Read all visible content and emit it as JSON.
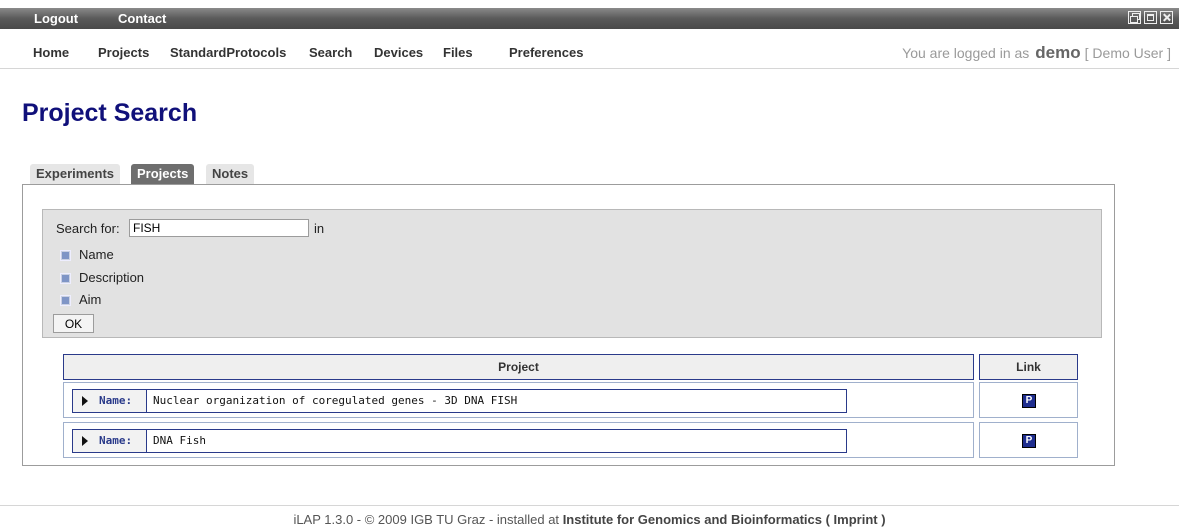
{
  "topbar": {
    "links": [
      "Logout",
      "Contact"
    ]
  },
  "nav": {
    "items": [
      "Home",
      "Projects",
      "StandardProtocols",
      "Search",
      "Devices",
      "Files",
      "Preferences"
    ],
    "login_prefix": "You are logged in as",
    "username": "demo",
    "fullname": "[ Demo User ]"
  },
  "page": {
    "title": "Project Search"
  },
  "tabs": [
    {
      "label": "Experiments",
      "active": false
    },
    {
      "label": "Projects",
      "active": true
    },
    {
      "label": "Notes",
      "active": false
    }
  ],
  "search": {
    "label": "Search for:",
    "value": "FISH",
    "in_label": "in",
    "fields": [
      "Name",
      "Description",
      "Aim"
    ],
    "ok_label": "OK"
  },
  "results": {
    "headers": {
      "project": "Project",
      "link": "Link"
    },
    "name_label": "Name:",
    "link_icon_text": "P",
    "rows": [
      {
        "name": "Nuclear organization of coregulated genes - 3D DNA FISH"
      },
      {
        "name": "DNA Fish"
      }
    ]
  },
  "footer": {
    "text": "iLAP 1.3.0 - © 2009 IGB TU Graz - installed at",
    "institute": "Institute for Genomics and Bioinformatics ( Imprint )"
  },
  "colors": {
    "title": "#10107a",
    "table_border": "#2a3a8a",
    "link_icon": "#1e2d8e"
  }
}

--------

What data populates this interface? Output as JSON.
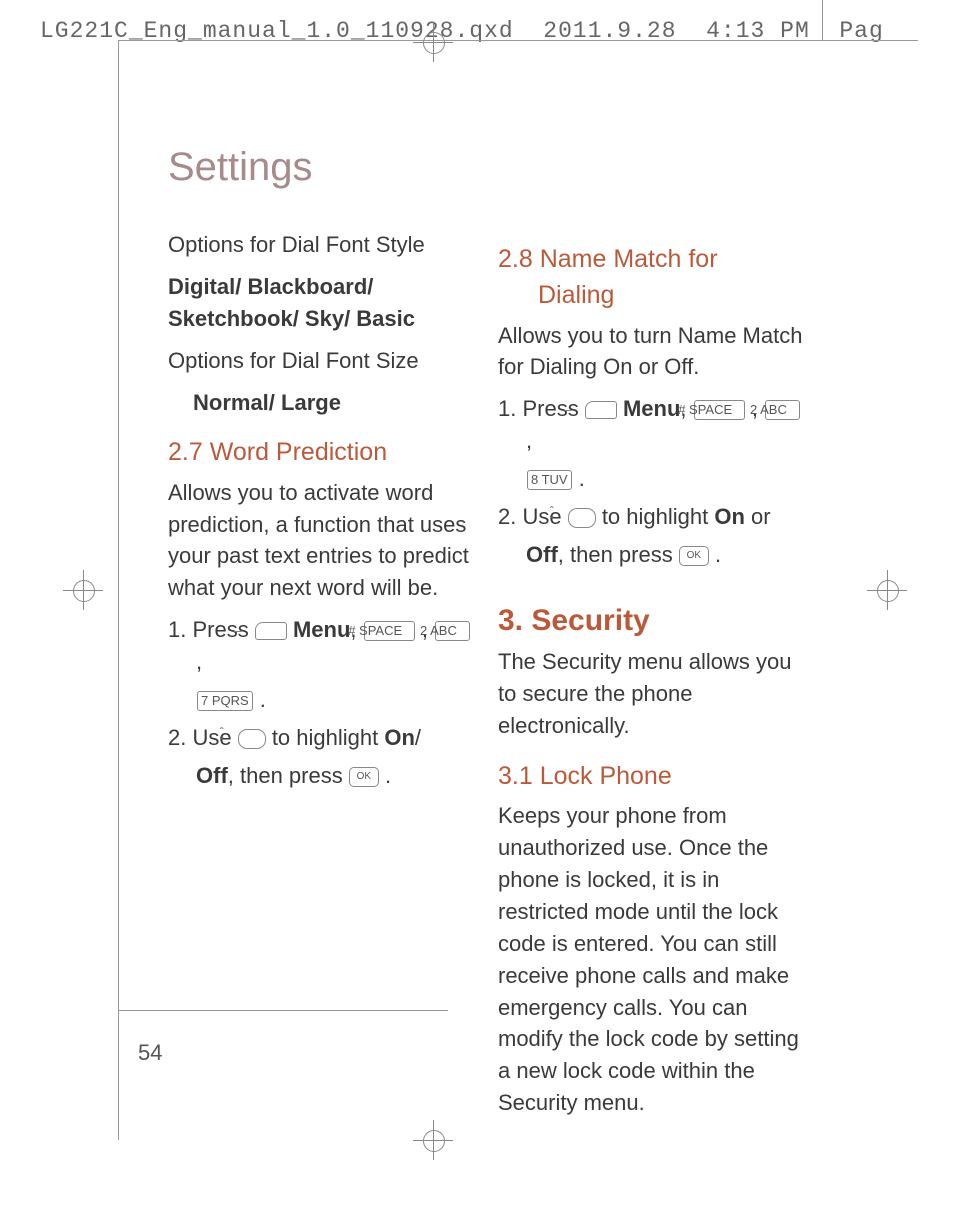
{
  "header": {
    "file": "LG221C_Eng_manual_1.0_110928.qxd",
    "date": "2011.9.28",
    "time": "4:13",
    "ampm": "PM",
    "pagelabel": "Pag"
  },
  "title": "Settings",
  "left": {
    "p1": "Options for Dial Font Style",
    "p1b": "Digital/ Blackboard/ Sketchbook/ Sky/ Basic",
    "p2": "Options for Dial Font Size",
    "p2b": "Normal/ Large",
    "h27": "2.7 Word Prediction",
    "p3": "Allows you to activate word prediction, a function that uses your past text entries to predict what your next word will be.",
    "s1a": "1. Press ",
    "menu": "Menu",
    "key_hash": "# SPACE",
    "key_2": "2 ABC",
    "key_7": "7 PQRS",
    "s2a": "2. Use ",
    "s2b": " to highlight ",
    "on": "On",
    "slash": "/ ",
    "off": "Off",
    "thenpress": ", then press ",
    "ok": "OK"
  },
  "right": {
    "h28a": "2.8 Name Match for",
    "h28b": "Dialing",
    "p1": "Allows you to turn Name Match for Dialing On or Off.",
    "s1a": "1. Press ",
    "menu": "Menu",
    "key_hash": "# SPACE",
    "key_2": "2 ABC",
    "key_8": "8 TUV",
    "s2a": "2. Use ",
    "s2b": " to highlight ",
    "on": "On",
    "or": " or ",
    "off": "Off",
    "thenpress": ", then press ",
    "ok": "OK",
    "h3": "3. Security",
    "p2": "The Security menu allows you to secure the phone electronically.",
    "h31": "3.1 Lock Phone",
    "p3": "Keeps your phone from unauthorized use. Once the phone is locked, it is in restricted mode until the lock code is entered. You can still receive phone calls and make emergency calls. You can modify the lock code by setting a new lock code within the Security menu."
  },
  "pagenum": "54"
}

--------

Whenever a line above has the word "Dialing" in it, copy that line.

▸ **RESPONSE AREA**:
    "h28b": "Dialing",
    "p1": "Allows you to turn Name Match for Dialing On or Off.",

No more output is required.